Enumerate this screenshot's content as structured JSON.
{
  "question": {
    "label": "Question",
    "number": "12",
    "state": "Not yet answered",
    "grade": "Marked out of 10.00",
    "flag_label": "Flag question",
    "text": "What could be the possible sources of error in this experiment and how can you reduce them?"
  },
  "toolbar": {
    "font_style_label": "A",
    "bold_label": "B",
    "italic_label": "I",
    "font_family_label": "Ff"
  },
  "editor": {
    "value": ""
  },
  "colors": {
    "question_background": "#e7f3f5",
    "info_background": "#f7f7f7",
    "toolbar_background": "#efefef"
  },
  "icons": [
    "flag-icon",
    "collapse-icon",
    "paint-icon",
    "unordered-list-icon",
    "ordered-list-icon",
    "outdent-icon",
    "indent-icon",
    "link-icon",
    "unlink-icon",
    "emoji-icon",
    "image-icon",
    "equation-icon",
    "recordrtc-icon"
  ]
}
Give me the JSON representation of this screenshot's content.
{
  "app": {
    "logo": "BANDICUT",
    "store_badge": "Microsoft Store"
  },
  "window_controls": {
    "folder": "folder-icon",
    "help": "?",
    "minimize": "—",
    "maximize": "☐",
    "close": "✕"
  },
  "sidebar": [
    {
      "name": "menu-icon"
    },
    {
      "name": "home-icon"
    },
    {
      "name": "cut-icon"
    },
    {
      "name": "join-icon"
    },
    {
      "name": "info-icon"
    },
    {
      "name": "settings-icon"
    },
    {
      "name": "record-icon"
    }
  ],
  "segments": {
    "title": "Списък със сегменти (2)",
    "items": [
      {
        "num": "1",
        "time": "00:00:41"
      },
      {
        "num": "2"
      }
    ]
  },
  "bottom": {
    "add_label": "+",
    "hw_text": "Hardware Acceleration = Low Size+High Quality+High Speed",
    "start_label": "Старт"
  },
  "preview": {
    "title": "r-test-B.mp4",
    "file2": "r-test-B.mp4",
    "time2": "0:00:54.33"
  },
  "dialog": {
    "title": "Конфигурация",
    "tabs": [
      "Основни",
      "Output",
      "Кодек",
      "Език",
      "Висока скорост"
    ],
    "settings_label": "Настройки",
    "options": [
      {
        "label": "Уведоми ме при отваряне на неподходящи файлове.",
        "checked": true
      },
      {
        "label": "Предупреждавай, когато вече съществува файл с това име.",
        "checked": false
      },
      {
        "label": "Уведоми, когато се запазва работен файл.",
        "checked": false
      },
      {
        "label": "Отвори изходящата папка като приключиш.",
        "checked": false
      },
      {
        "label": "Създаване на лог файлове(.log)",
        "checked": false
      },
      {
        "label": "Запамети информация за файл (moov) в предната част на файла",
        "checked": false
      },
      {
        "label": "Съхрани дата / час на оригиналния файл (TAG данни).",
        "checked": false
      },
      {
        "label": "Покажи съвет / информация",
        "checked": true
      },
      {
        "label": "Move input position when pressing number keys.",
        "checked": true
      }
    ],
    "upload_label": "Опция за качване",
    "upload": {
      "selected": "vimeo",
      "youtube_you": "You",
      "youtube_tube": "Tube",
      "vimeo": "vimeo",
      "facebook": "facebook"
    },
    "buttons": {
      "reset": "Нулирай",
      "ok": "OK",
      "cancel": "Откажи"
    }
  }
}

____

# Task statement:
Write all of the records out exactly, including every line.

# Exercise solution:
Enumerate this screenshot's content as structured JSON.
{
  "question": {
    "label": "Question",
    "number": "12",
    "state": "Not yet answered",
    "grade": "Marked out of 10.00",
    "flag_label": "Flag question",
    "text": "What could be the possible sources of error in this experiment and how can you reduce them?"
  },
  "toolbar": {
    "font_style_label": "A",
    "bold_label": "B",
    "italic_label": "I",
    "font_family_label": "Ff"
  },
  "editor": {
    "value": ""
  },
  "colors": {
    "question_background": "#e7f3f5",
    "info_background": "#f7f7f7",
    "toolbar_background": "#efefef"
  },
  "icons": [
    "flag-icon",
    "collapse-icon",
    "paint-icon",
    "unordered-list-icon",
    "ordered-list-icon",
    "outdent-icon",
    "indent-icon",
    "link-icon",
    "unlink-icon",
    "emoji-icon",
    "image-icon",
    "equation-icon",
    "recordrtc-icon"
  ]
}
Give me the JSON representation of this screenshot's content.
{
  "app": {
    "logo": "BANDICUT",
    "store_badge": "Microsoft Store"
  },
  "window_controls": {
    "folder": "folder-icon",
    "help": "?",
    "minimize": "—",
    "maximize": "☐",
    "close": "✕"
  },
  "sidebar": [
    {
      "name": "menu-icon"
    },
    {
      "name": "home-icon"
    },
    {
      "name": "cut-icon"
    },
    {
      "name": "join-icon"
    },
    {
      "name": "info-icon"
    },
    {
      "name": "settings-icon"
    },
    {
      "name": "record-icon"
    }
  ],
  "segments": {
    "title": "Списък със сегменти (2)",
    "items": [
      {
        "num": "1",
        "time": "00:00:41"
      },
      {
        "num": "2"
      }
    ]
  },
  "bottom": {
    "add_label": "+",
    "hw_text": "Hardware Acceleration = Low Size+High Quality+High Speed",
    "start_label": "Старт"
  },
  "preview": {
    "title": "r-test-B.mp4",
    "file2": "r-test-B.mp4",
    "time2": "0:00:54.33"
  },
  "dialog": {
    "title": "Конфигурация",
    "tabs": [
      "Основни",
      "Output",
      "Кодек",
      "Език",
      "Висока скорост"
    ],
    "settings_label": "Настройки",
    "options": [
      {
        "label": "Уведоми ме при отваряне на неподходящи файлове.",
        "checked": true
      },
      {
        "label": "Предупреждавай, когато вече съществува файл с това име.",
        "checked": false
      },
      {
        "label": "Уведоми, когато се запазва работен файл.",
        "checked": false
      },
      {
        "label": "Отвори изходящата папка като приключиш.",
        "checked": false
      },
      {
        "label": "Създаване на лог файлове(.log)",
        "checked": false
      },
      {
        "label": "Запамети информация за файл (moov) в предната част на файла",
        "checked": false
      },
      {
        "label": "Съхрани дата / час на оригиналния файл (TAG данни).",
        "checked": false
      },
      {
        "label": "Покажи съвет / информация",
        "checked": true
      },
      {
        "label": "Move input position when pressing number keys.",
        "checked": true
      }
    ],
    "upload_label": "Опция за качване",
    "upload": {
      "selected": "vimeo",
      "youtube_you": "You",
      "youtube_tube": "Tube",
      "vimeo": "vimeo",
      "facebook": "facebook"
    },
    "buttons": {
      "reset": "Нулирай",
      "ok": "OK",
      "cancel": "Откажи"
    }
  }
}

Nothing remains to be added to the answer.